Nanotechnology (the study, application and manipulation of atomic, molecular and macromolecular matter) is not new, but only since we’ve gained the ability to understand and apply knowledge about the molecular make-up of matter has anyone been able to appreciate the commercial value of nanotechnology. Primary industry sectors that utilize nanotechnology include food, medicine, pharma, cosmetics, energy, aquaculture, defense and metallurgy.
Nanotechnology hit the U.S. stage in a major way in July of 2000 when Congress authorized over $400 million into the National Nanotechnology Initiative to encourage R&D. The underlying premise was to advance billions of dollars of federally-funded research into commercially viable products and companies, initiating another “semi-conductor” like wave of innovation and advancements utilizing nano-particles and nano-engineering. What followed was a gradual increase in private sector participation in the development and production of nanotechnology products. This happened at the same time that market for public companies, including nanotechnology companies, was shrinking to its own “nano-like” stature.
At its height, the nanotechnology field saw an estimated $1.8 billion of private sector investment (the entire value of nanotechnology investment cannot be fully known as large corporations and even the U.S. government do not necessarily track or report spending and investment on projects where nanotechnology may be only a part, even if a significant one, of expenditures). However, the number has been falling since, in part due to a dearth of funding for most sectors. Because of this, the ratio of government (federal and state) investment into nanotechnology compared to private investment is problematic. Public markets for nanotechnology companies, although commendable, remain small. Moreover, the dearth of any “traditionally understood” exit has the venture community concerned.
Also, the ability to utilize nanotechnology, particularly in the health and food sectors is not without controversy and regulatory uncertainty. In April 2012, the U.S. Food and Drug Administration issued draft guidance on nanotechnology. The draft guidance describes the factors that manufacturers should consider when determining whether changes in manufacturing processes, including those involving nanotechnology, create a significant change that may:
• affect the identity of the food substance;
• affect the safety of the use of the food substance;
• affect the regulatory status of the use of the food substance; or
• warrant a regulatory submission to FDA.
The cosmetic product draft guidance discusses the FDA’s current thinking on the safety assessment of nano-materials when used in cosmetic products. Key points include:
• Legal requirements for cosmetics manufactured using nano-materials are the same as those for any other cosmetics. While cosmetics are not subject to premarket approval, companies and individuals who market cosmetics are legally responsible for the safety of their products and they must be properly labeled.

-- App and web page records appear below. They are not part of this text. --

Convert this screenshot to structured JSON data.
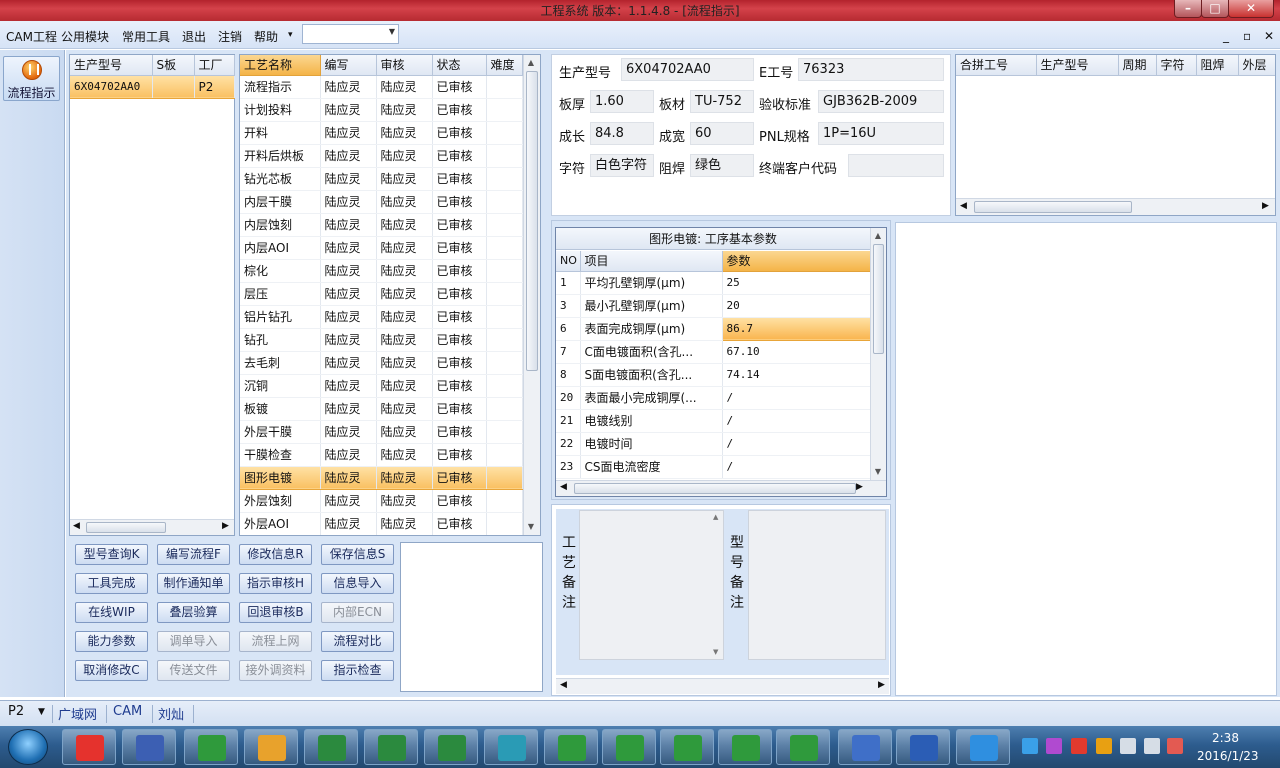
{
  "window": {
    "title": "工程系统  版本：1.1.4.8 - [流程指示]",
    "min": "–",
    "max": "□",
    "close": "✕"
  },
  "menu": {
    "items": [
      "CAM工程",
      "公用模块",
      "常用工具",
      "退出",
      "注销",
      "帮助"
    ],
    "help_arrow": "▾",
    "combo_value": "",
    "mdi": [
      "_",
      "▫",
      "✕"
    ]
  },
  "sidebar": {
    "flow_label": "流程指示"
  },
  "part_list": {
    "headers": [
      "生产型号",
      "S板",
      "工厂"
    ],
    "rows": [
      [
        "6X04702AA0",
        "",
        "P2"
      ]
    ]
  },
  "process_list": {
    "headers": [
      "工艺名称",
      "编写",
      "审核",
      "状态",
      "难度"
    ],
    "rows": [
      [
        "流程指示",
        "陆应灵",
        "陆应灵",
        "已审核",
        ""
      ],
      [
        "计划投料",
        "陆应灵",
        "陆应灵",
        "已审核",
        ""
      ],
      [
        "开料",
        "陆应灵",
        "陆应灵",
        "已审核",
        ""
      ],
      [
        "开料后烘板",
        "陆应灵",
        "陆应灵",
        "已审核",
        ""
      ],
      [
        "钻光芯板",
        "陆应灵",
        "陆应灵",
        "已审核",
        ""
      ],
      [
        "内层干膜",
        "陆应灵",
        "陆应灵",
        "已审核",
        ""
      ],
      [
        "内层蚀刻",
        "陆应灵",
        "陆应灵",
        "已审核",
        ""
      ],
      [
        "内层AOI",
        "陆应灵",
        "陆应灵",
        "已审核",
        ""
      ],
      [
        "棕化",
        "陆应灵",
        "陆应灵",
        "已审核",
        ""
      ],
      [
        "层压",
        "陆应灵",
        "陆应灵",
        "已审核",
        ""
      ],
      [
        "铝片钻孔",
        "陆应灵",
        "陆应灵",
        "已审核",
        ""
      ],
      [
        "钻孔",
        "陆应灵",
        "陆应灵",
        "已审核",
        ""
      ],
      [
        "去毛刺",
        "陆应灵",
        "陆应灵",
        "已审核",
        ""
      ],
      [
        "沉铜",
        "陆应灵",
        "陆应灵",
        "已审核",
        ""
      ],
      [
        "板镀",
        "陆应灵",
        "陆应灵",
        "已审核",
        ""
      ],
      [
        "外层干膜",
        "陆应灵",
        "陆应灵",
        "已审核",
        ""
      ],
      [
        "干膜检查",
        "陆应灵",
        "陆应灵",
        "已审核",
        ""
      ],
      [
        "图形电镀",
        "陆应灵",
        "陆应灵",
        "已审核",
        ""
      ],
      [
        "外层蚀刻",
        "陆应灵",
        "陆应灵",
        "已审核",
        ""
      ],
      [
        "外层AOI",
        "陆应灵",
        "陆应灵",
        "已审核",
        ""
      ]
    ],
    "selected_index": 17
  },
  "actions": [
    {
      "label": "型号查询K",
      "enabled": true
    },
    {
      "label": "编写流程F",
      "enabled": true
    },
    {
      "label": "修改信息R",
      "enabled": true
    },
    {
      "label": "保存信息S",
      "enabled": true
    },
    {
      "label": "工具完成",
      "enabled": true
    },
    {
      "label": "制作通知单",
      "enabled": true
    },
    {
      "label": "指示审核H",
      "enabled": true
    },
    {
      "label": "信息导入",
      "enabled": true
    },
    {
      "label": "在线WIP",
      "enabled": true
    },
    {
      "label": "叠层验算",
      "enabled": true
    },
    {
      "label": "回退审核B",
      "enabled": true
    },
    {
      "label": "内部ECN",
      "enabled": false
    },
    {
      "label": "能力参数",
      "enabled": true
    },
    {
      "label": "调单导入",
      "enabled": false
    },
    {
      "label": "流程上网",
      "enabled": false
    },
    {
      "label": "流程对比",
      "enabled": true
    },
    {
      "label": "取消修改C",
      "enabled": true
    },
    {
      "label": "传送文件",
      "enabled": false
    },
    {
      "label": "接外调资料",
      "enabled": false
    },
    {
      "label": "指示检查",
      "enabled": true
    }
  ],
  "info": {
    "prod_model_label": "生产型号",
    "prod_model": "6X04702AA0",
    "e_no_label": "E工号",
    "e_no": "76323",
    "thickness_label": "板厚",
    "thickness": "1.60",
    "material_label": "板材",
    "material": "TU-752",
    "standard_label": "验收标准",
    "standard": "GJB362B-2009",
    "length_label": "成长",
    "length": "84.8",
    "width_label": "成宽",
    "width": "60",
    "pnl_label": "PNL规格",
    "pnl": "1P=16U",
    "char_label": "字符",
    "char": "白色字符",
    "mask_label": "阻焊",
    "mask": "绿色",
    "customer_label": "终端客户代码",
    "customer": ""
  },
  "combined": {
    "headers": [
      "合拼工号",
      "生产型号",
      "周期",
      "字符",
      "阻焊",
      "外层"
    ]
  },
  "params": {
    "title": "图形电镀: 工序基本参数",
    "headers": [
      "NO",
      "项目",
      "参数"
    ],
    "rows": [
      [
        "1",
        "平均孔壁铜厚(μm)",
        "25"
      ],
      [
        "3",
        "最小孔壁铜厚(μm)",
        "20"
      ],
      [
        "6",
        "表面完成铜厚(μm)",
        "86.7"
      ],
      [
        "7",
        "C面电镀面积(含孔...",
        "67.10"
      ],
      [
        "8",
        "S面电镀面积(含孔...",
        "74.14"
      ],
      [
        "20",
        "表面最小完成铜厚(...",
        "/"
      ],
      [
        "21",
        "电镀线别",
        "/"
      ],
      [
        "22",
        "电镀时间",
        "/"
      ],
      [
        "23",
        "CS面电流密度",
        "/"
      ]
    ],
    "selected_index": 2
  },
  "remarks": {
    "process_label": "工艺备注",
    "model_label": "型号备注"
  },
  "status": {
    "factory": "P2",
    "network": "广域网",
    "dept": "CAM",
    "user": "刘灿"
  },
  "taskbar": {
    "time": "2:38",
    "date": "2016/1/23"
  }
}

• To conduct safety assessments for cosmetic products containing nano-materials, standard safety tests may need to be modified or new methods developed.
Both sets of guidance encourage manufacturers to consult with the agency before taking their products to market. Such consultation can help FDA experts address questions related to the safety or other attributes of nanotechnology products, or answer questions about whether their regulatory status warrants a regulatory submission to FDA. What this means is that the FDA is likely understaffed and underqualified to assess all of the potential uses of nanotechnology in optimizing the use of nano-particles to modify and enhance, food, drugs, devices and cosmetics. Ironically, the technology to do this exists now, but companies are reluctant to use the available tools because of concerns about potential legal liability, regardless of the utility, safety, and efficacy that may exist. This uncertainty puts a chill on investors and large companies that might otherwise fund potentially life-changing technologies.
Look for public sector centers with more market-friendly approaches to developing and commercializing innovation. If this occurs, we may see a floodgate of new investment into the nanotechnology sector. Also, public and private forces need to collaborate to promotion the adoption by regulatory bodies of more streamlined and predictable regulation. Conferences like COMS2012 are a welcome example showcasing how the private and public sector can work together to bring valuable science to the marketplace.